these were the things who had tasted more than any man could have (or woman. We no sexist, bro.)

Shaking off the memory of the day, Mrs Potts, the all mother, the oldest, announced it was safe for everyone to come out. With her permission and assurance, all the unboxed, unchained Crockery came out. Cluttering on their way through the counters, hopping, rearranging themselves, and finally walking down from cabinets, and the strong ones jumping off heights, they all gathered around Mrs. Pott.

Mrs. Potts, with her favourite pots and cups, started chatting about how the day had gone. What went wrong and what was new and what all happened. Comparing everything to how they did it before. Condemning some new things and praising some.
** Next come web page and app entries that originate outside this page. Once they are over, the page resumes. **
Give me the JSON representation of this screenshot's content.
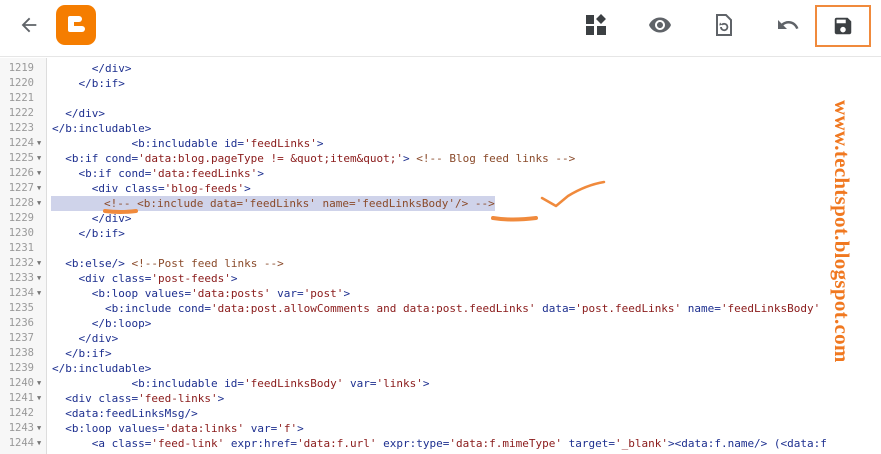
{
  "toolbar": {
    "icons": [
      "back-arrow-icon",
      "blogger-logo",
      "layout-icon",
      "preview-eye-icon",
      "revert-icon",
      "undo-icon",
      "save-icon"
    ],
    "accent": "#f57d00",
    "highlight_color": "#f08a3c"
  },
  "editor": {
    "lines": [
      {
        "n": "1219",
        "fold": false,
        "text": "      </div>"
      },
      {
        "n": "1220",
        "fold": false,
        "text": "    </b:if>"
      },
      {
        "n": "1221",
        "fold": false,
        "text": ""
      },
      {
        "n": "1222",
        "fold": false,
        "text": "  </div>"
      },
      {
        "n": "1223",
        "fold": false,
        "text": "</b:includable>"
      },
      {
        "n": "1224",
        "fold": true,
        "text": "            <b:includable id='feedLinks'>"
      },
      {
        "n": "1225",
        "fold": true,
        "text": "  <b:if cond='data:blog.pageType != &quot;item&quot;'> <!-- Blog feed links -->"
      },
      {
        "n": "1226",
        "fold": true,
        "text": "    <b:if cond='data:feedLinks'>"
      },
      {
        "n": "1227",
        "fold": true,
        "text": "      <div class='blog-feeds'>"
      },
      {
        "n": "1228",
        "fold": true,
        "text": "        <!-- <b:include data='feedLinks' name='feedLinksBody'/> -->",
        "highlight": true
      },
      {
        "n": "1229",
        "fold": false,
        "text": "      </div>"
      },
      {
        "n": "1230",
        "fold": false,
        "text": "    </b:if>"
      },
      {
        "n": "1231",
        "fold": false,
        "text": ""
      },
      {
        "n": "1232",
        "fold": true,
        "text": "  <b:else/> <!--Post feed links -->"
      },
      {
        "n": "1233",
        "fold": true,
        "text": "    <div class='post-feeds'>"
      },
      {
        "n": "1234",
        "fold": true,
        "text": "      <b:loop values='data:posts' var='post'>"
      },
      {
        "n": "1235",
        "fold": false,
        "text": "        <b:include cond='data:post.allowComments and data:post.feedLinks' data='post.feedLinks' name='feedLinksBody'"
      },
      {
        "n": "1236",
        "fold": false,
        "text": "      </b:loop>"
      },
      {
        "n": "1237",
        "fold": false,
        "text": "    </div>"
      },
      {
        "n": "1238",
        "fold": false,
        "text": "  </b:if>"
      },
      {
        "n": "1239",
        "fold": false,
        "text": "</b:includable>"
      },
      {
        "n": "1240",
        "fold": true,
        "text": "            <b:includable id='feedLinksBody' var='links'>"
      },
      {
        "n": "1241",
        "fold": true,
        "text": "  <div class='feed-links'>"
      },
      {
        "n": "1242",
        "fold": false,
        "text": "  <data:feedLinksMsg/>"
      },
      {
        "n": "1243",
        "fold": true,
        "text": "  <b:loop values='data:links' var='f'>"
      },
      {
        "n": "1244",
        "fold": true,
        "text": "      <a class='feed-link' expr:href='data:f.url' expr:type='data:f.mimeType' target='_blank'><data:f.name/> (<data:f"
      }
    ]
  },
  "watermark": {
    "text": "www.techtspot.blogspot.com",
    "color": "#f07820"
  }
}
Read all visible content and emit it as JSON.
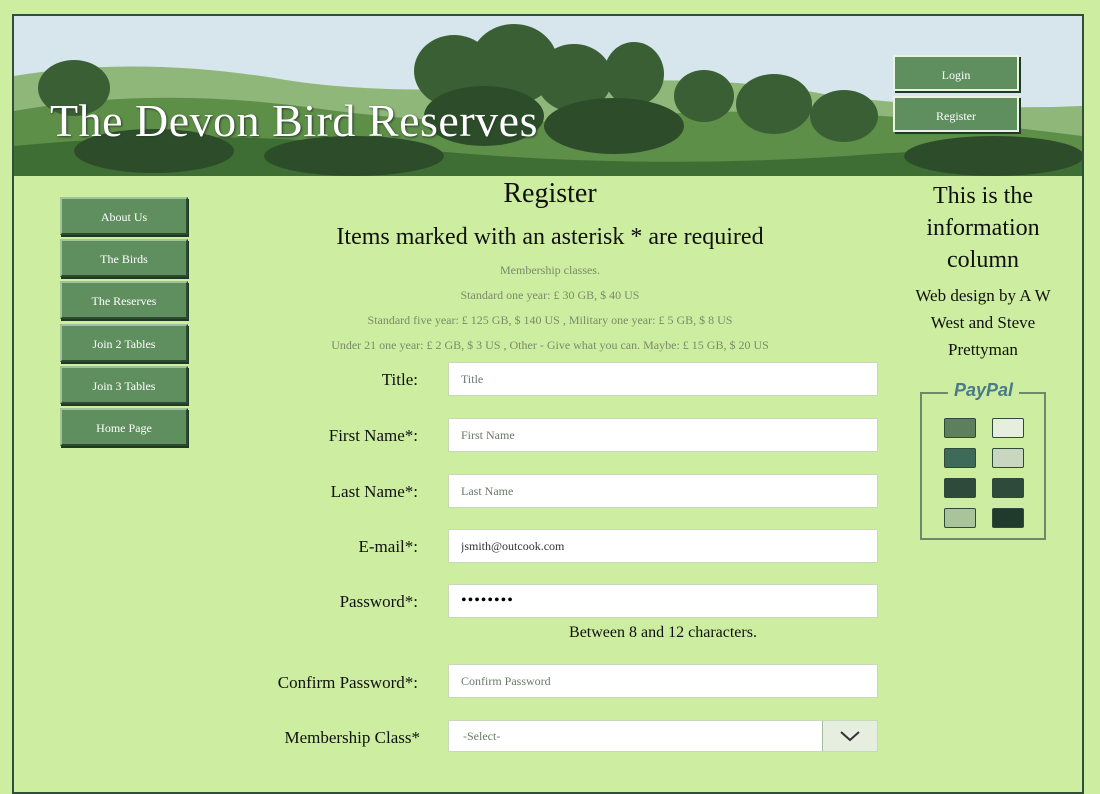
{
  "header": {
    "site_title": "The Devon Bird Reserves",
    "login_label": "Login",
    "register_label": "Register"
  },
  "nav": {
    "items": [
      "About Us",
      "The Birds",
      "The Reserves",
      "Join 2 Tables",
      "Join 3 Tables",
      "Home Page"
    ]
  },
  "main": {
    "heading": "Register",
    "subheading": "Items marked with an asterisk * are required",
    "membership_lines": [
      "Membership classes.",
      "Standard one year: £ 30 GB, $ 40 US",
      "Standard five year: £ 125 GB, $ 140 US , Military one year: £ 5 GB, $ 8 US",
      "Under 21 one year: £ 2 GB, $ 3 US , Other - Give what you can. Maybe: £ 15 GB, $ 20 US"
    ],
    "fields": {
      "title": {
        "label": "Title:",
        "placeholder": "Title",
        "value": ""
      },
      "first_name": {
        "label": "First Name*:",
        "placeholder": "First Name",
        "value": ""
      },
      "last_name": {
        "label": "Last Name*:",
        "placeholder": "Last Name",
        "value": ""
      },
      "email": {
        "label": "E-mail*:",
        "placeholder": "",
        "value": "jsmith@outcook.com"
      },
      "password": {
        "label": "Password*:",
        "placeholder": "",
        "value": "••••••••"
      },
      "confirm_password": {
        "label": "Confirm Password*:",
        "placeholder": "Confirm Password",
        "value": ""
      }
    },
    "password_hint": "Between 8 and 12 characters.",
    "membership_class": {
      "label": "Membership Class*",
      "selected": "-Select-"
    }
  },
  "info_column": {
    "title": "This is the information column",
    "credit": "Web design by A W West and Steve Prettyman",
    "paypal_logo": "PayPal"
  },
  "colors": {
    "page_bg": "#cdeea0",
    "button_bg": "#5f8f5f",
    "frame_border": "#2f4f3a"
  }
}
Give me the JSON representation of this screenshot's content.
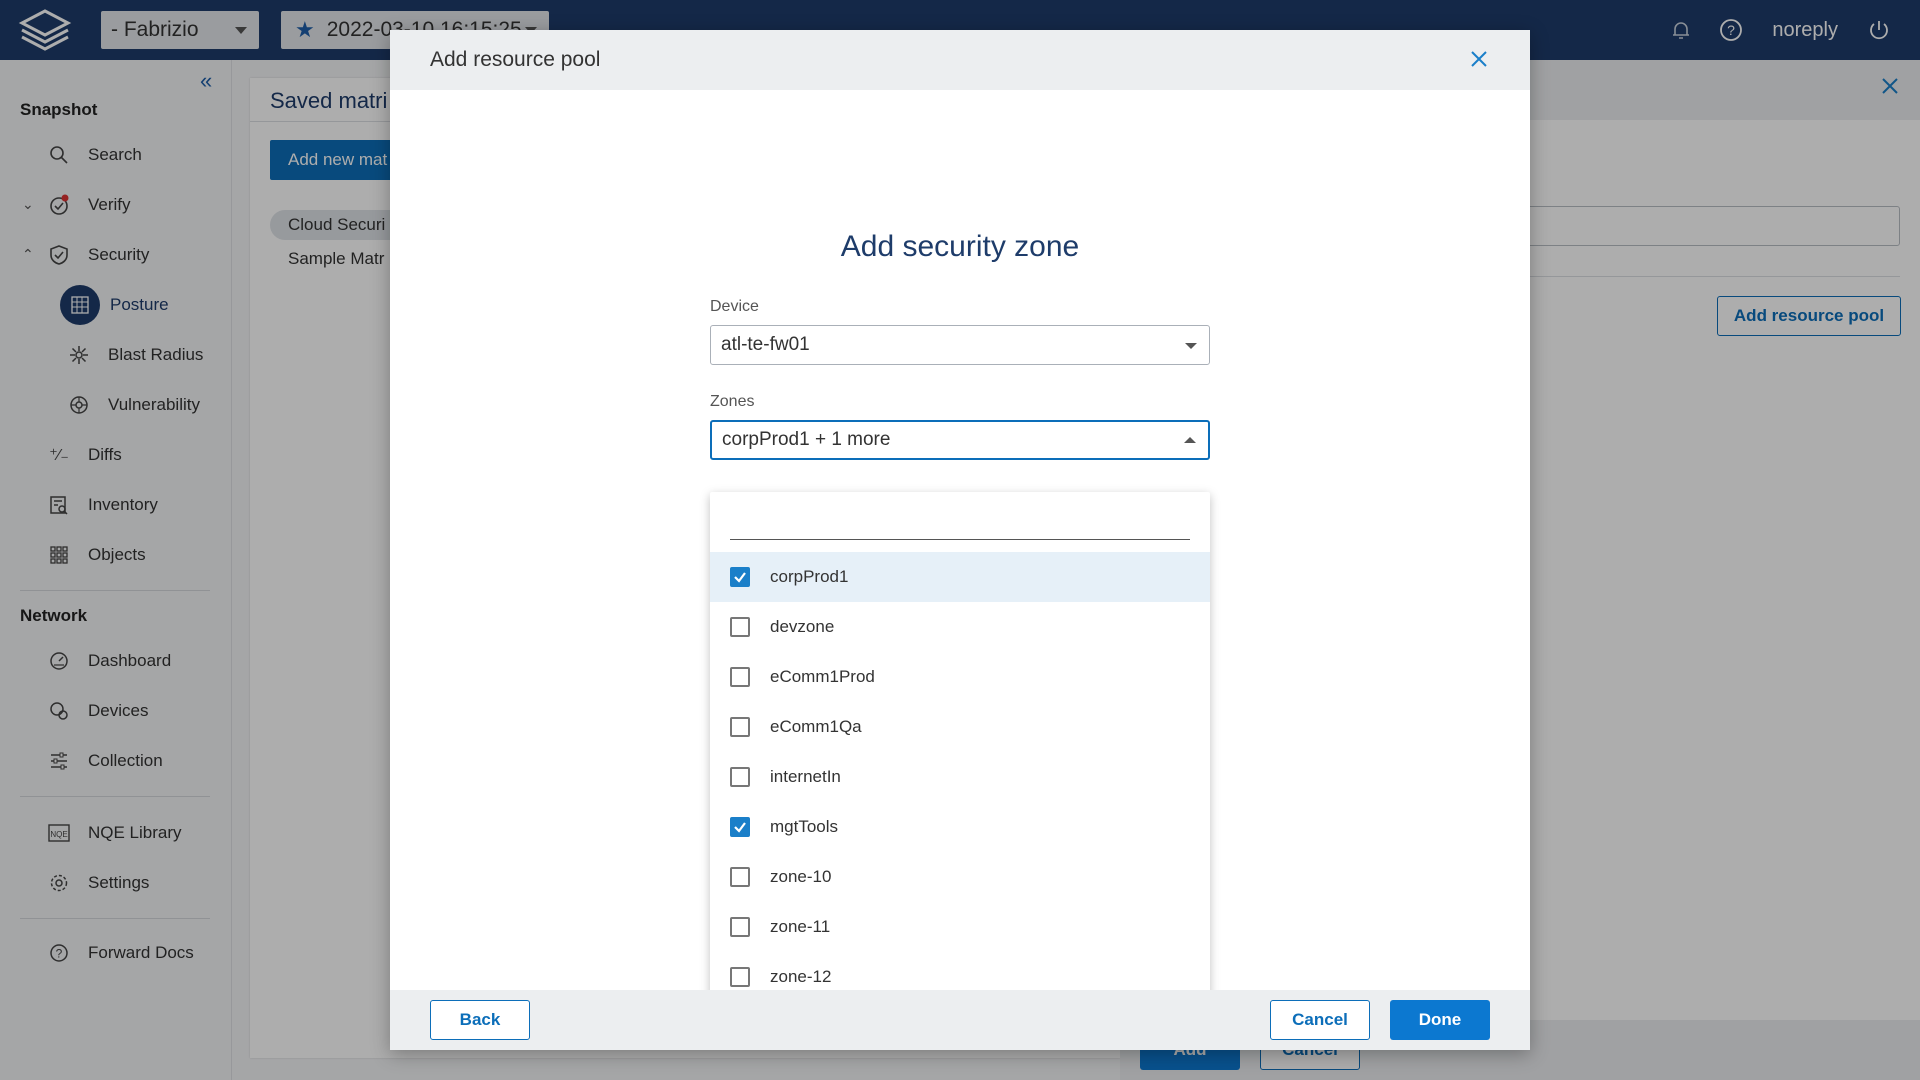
{
  "topbar": {
    "network": "- Fabrizio",
    "snapshot": "2022-03-10 16:15:25",
    "user": "noreply"
  },
  "sidebar": {
    "snapshot_title": "Snapshot",
    "network_title": "Network",
    "items": {
      "search": "Search",
      "verify": "Verify",
      "security": "Security",
      "posture": "Posture",
      "blast_radius": "Blast Radius",
      "vulnerability": "Vulnerability",
      "diffs": "Diffs",
      "inventory": "Inventory",
      "objects": "Objects",
      "dashboard": "Dashboard",
      "devices": "Devices",
      "collection": "Collection",
      "nqe_library": "NQE Library",
      "settings": "Settings",
      "forward_docs": "Forward Docs"
    }
  },
  "background": {
    "main_title": "Saved matri",
    "add_button": "Add new mat",
    "list": [
      "Cloud Securi",
      "Sample Matr"
    ],
    "add_resource_pool_button": "Add resource pool",
    "footer_buttons": [
      "Add",
      "Cancel"
    ]
  },
  "modal": {
    "title": "Add resource pool",
    "subtitle": "Add security zone",
    "device_label": "Device",
    "device_value": "atl-te-fw01",
    "zones_label": "Zones",
    "zones_value": "corpProd1 + 1 more",
    "search_value": "",
    "options": [
      {
        "label": "corpProd1",
        "checked": true
      },
      {
        "label": "devzone",
        "checked": false
      },
      {
        "label": "eComm1Prod",
        "checked": false
      },
      {
        "label": "eComm1Qa",
        "checked": false
      },
      {
        "label": "internetIn",
        "checked": false
      },
      {
        "label": "mgtTools",
        "checked": true
      },
      {
        "label": "zone-10",
        "checked": false
      },
      {
        "label": "zone-11",
        "checked": false
      },
      {
        "label": "zone-12",
        "checked": false
      }
    ],
    "back_label": "Back",
    "cancel_label": "Cancel",
    "done_label": "Done"
  },
  "colors": {
    "topbar": "#1e3c6a",
    "primary": "#0c78d0",
    "checked": "#1a7fc9"
  }
}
While the pots and cups kept on with their chat, two imported, English plates, brought specially from
England, argued with other Indian plates about a recent game of cricket between India and England. David, one of the English plates said, “We invented the game, we play it the best. Everyone else came and cheated from us and learned it. We own cricket!” To which, a furious Indian plate, Rex, replied, “Yeah, and who stole hockey? Don’t you people play it, too? Everybody in the world does. That’s our game. Give that back to us and you can have the
right to lecture me about owning cricket.” Disgusted at being levelled by a comment equally valid, David had to give in and cluttered back into his stand, stomping angrily, giving Rex the meanest of looks. Rex continued to talk to the other English plate, Harrison. Harrison was rather a calmer, more reasonable plate. Now, that’s the kind of personality a plate should have, Rex thought approvingly. He would talk is way out of people but never fight. Taking David’s place, Harrison started talking to Rex and everyone, the other Indian plates knew, Rex was going to succumb to Harrison’s way with words. Thus they popped open their ears and patiently waited for it to happen. Knowing that this night, was going to be all about it cricket and Harrison.

Only, they noticed that one of Neelofar’s friends had forgotten her cup at the Manor, and it simply wouldn’t talk! This was pointed out by the very observant kettle, Jaya. Then it struck her that, *maybe* only the crockery which has been in this Manor can talk! And that spun all kinds of questions – Was the manor bewitched? Were the owner’s wizards? This would explain the incident of last time, when they thought morning came too soon! Do time and other fundamental things behave differently in this Manor? The uproar that went around was magnanimous! But how much of it was true? Only time would tell! (Whether it behaves fundamentally normally, or not.)

{ This blog was co-authored along with Adam Fredie, in fact, the post is mostly him. Do encourage him by comments 🙂 }